We passed views of the huge and hulking snow-covered Cascades and the smaller and distinct-looking Black Butte, a perfectly round cone that used to be the inside of an ancient volcano.
We took a break for lunch and snapped some photos of baby alpacas grazing in the field. Then, at about mile 27, Mel started to get tired. We just took it slowly, stopping several times to eat gooey electrolytes from tiny packets.
We rode into Smith Rock State Park about five hours (and 35 miles) after leaving Sisters, not exactly record time. We just wanted to have fun, and I wanted to share my love of bike touring. Smith Rock is a great destination with its towering, sheer ragged cliffs of red rocks framed by blue skies and nestled between the curves and crooks of the Crooked River. The park’s majestic rock spires attract climbers from around the world, and its rustic “bivouac” camping area is designed to accommodate them. I felt like we were visiting another world, being among all of those climbers—a world of zero percent body fat.
Spending the night at Smith Rock
After our long day on the bikes, we enjoyed the bottle of pinot Mel had so determinedly hauled. We sat on the edge of the camping area, dangling our legs off the rock that dropped off into the river canyon. Across from us was a solitary ponderosa pine, the home of a bald eagle’s nest. We watched one adult feed the babies while the other watched us and all around, serving as a sentry.
The next morning we were awakened by the strangest screeching and yelling I have ever heard. Later that day, as we headed out to hike Misery Ridge at the park, an Oregon State Parks wildlife biologist told us that immature great horned owls were responsible for that odd wake-up call!
She also told us that some of the climbing routes were closed for a few months to give space and comfort to the Peregrine falcons that lay their eggs on natural ledges in the rocks.
After our impromptu ornithology lesson, we started the moderately difficult 5-mile loop up and over Misery Ridge. The top of the hike—after 900-feet of elevation gain—offers incredible views of the towering Monkey Face, a rock formation popular with climbers. You can also get great views of the Crooked River.
That night, after hiking all day, I worried I had pushed Mel too hard on her first bike tour. We still had the return trip. But Mel woke up before I did and was ready for her second day of bike touring!
A new view

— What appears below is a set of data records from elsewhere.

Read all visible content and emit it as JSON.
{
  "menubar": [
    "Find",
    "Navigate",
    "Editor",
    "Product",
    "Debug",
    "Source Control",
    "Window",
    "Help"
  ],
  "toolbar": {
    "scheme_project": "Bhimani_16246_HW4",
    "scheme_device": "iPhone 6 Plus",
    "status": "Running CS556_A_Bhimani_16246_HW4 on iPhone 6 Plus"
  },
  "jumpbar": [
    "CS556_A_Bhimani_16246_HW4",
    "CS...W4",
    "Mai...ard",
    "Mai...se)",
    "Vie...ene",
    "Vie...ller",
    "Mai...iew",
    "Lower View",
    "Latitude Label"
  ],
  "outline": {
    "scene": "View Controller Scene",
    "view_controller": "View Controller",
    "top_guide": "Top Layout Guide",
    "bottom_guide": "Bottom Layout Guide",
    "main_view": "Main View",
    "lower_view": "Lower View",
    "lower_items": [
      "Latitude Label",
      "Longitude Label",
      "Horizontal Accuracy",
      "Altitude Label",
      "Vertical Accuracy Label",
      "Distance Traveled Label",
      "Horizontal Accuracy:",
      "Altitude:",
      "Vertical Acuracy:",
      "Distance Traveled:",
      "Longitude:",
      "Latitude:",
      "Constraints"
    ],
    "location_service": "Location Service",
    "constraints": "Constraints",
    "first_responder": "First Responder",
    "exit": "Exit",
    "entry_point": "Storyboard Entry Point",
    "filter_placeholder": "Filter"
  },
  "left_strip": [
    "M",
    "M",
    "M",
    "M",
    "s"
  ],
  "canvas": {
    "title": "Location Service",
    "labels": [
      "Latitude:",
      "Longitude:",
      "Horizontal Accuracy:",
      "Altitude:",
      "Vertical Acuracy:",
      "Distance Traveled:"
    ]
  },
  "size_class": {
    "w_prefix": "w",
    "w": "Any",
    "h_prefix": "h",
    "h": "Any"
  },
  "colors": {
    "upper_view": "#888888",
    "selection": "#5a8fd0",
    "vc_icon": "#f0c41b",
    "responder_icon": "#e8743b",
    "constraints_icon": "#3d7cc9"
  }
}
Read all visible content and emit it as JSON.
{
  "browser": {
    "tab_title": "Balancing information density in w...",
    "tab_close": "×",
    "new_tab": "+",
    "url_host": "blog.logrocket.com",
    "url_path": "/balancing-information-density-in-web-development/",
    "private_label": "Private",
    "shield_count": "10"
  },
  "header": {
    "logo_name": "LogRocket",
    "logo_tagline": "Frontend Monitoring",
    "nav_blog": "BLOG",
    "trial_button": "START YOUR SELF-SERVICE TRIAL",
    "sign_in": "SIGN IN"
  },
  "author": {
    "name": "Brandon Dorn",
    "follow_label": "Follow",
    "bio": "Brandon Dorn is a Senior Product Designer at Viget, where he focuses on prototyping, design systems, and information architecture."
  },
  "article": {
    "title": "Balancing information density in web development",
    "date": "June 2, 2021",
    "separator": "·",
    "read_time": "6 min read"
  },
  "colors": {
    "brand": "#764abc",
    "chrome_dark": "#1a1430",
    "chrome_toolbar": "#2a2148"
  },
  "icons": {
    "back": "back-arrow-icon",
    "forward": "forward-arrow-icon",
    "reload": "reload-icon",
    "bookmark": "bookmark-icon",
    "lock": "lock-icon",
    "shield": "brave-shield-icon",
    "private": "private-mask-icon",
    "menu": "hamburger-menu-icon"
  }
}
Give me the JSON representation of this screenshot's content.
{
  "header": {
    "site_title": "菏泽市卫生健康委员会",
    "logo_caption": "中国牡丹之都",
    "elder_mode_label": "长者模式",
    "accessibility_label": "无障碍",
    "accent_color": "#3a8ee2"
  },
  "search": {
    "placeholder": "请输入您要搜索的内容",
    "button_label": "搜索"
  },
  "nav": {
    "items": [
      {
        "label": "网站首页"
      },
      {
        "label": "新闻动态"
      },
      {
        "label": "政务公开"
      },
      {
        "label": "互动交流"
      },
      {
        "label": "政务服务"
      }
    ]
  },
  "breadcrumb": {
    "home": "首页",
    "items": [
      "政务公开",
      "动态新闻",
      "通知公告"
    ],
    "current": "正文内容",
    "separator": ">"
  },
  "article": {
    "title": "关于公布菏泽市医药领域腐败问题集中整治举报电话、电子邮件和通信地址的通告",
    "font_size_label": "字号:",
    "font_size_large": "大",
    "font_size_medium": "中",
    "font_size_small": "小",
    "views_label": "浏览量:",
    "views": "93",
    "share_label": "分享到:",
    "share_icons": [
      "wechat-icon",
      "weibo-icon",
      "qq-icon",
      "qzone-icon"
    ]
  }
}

The elevation profile on the Scenic Bikeway map showed that Sisters was about 960 feet higher than Smith Rock. We were going to have to climb back to Sisters. But, we found that with all the rolling hills with long flat sections, the return trip felt no harder than the trip to Smith Rock.
About five miles into our ride, Mel asked if we had missed a turn, since the road looked so different. That is the beauty of an out-and-back: the return trip always offers a new experience. We now had time to really see the places we had zoomed past on the downhill, and what we had seen on the uphill was now just a blur of ponderosa pines, sage, rabbit brush and mountains.
Soaking in the scenery, we even spotted a Great Blue Heron. During one of our short rests on the side of the road, Mel commented on the silence. She said she could hear a mourning dove a mile away. To me, this is one of the best moments of bike touring: the quiet you could never hear from a car.
We stopped to chat with other cyclists also loaded with panniers. Everyone we met had trained more than Melanie and I, and all were riding more miles per day and more days overall. We didn’t care. In Melanie’s words, “Who has time for that?”
Heading out on a first bike tour and with little training at age 50 can be daunting. The bikeway map and directional signage on the route made route planning easy. Melanie paced herself along the way and accomplished her first bike tour, enjoying just a taste and views of Oregon’s bounty along the way.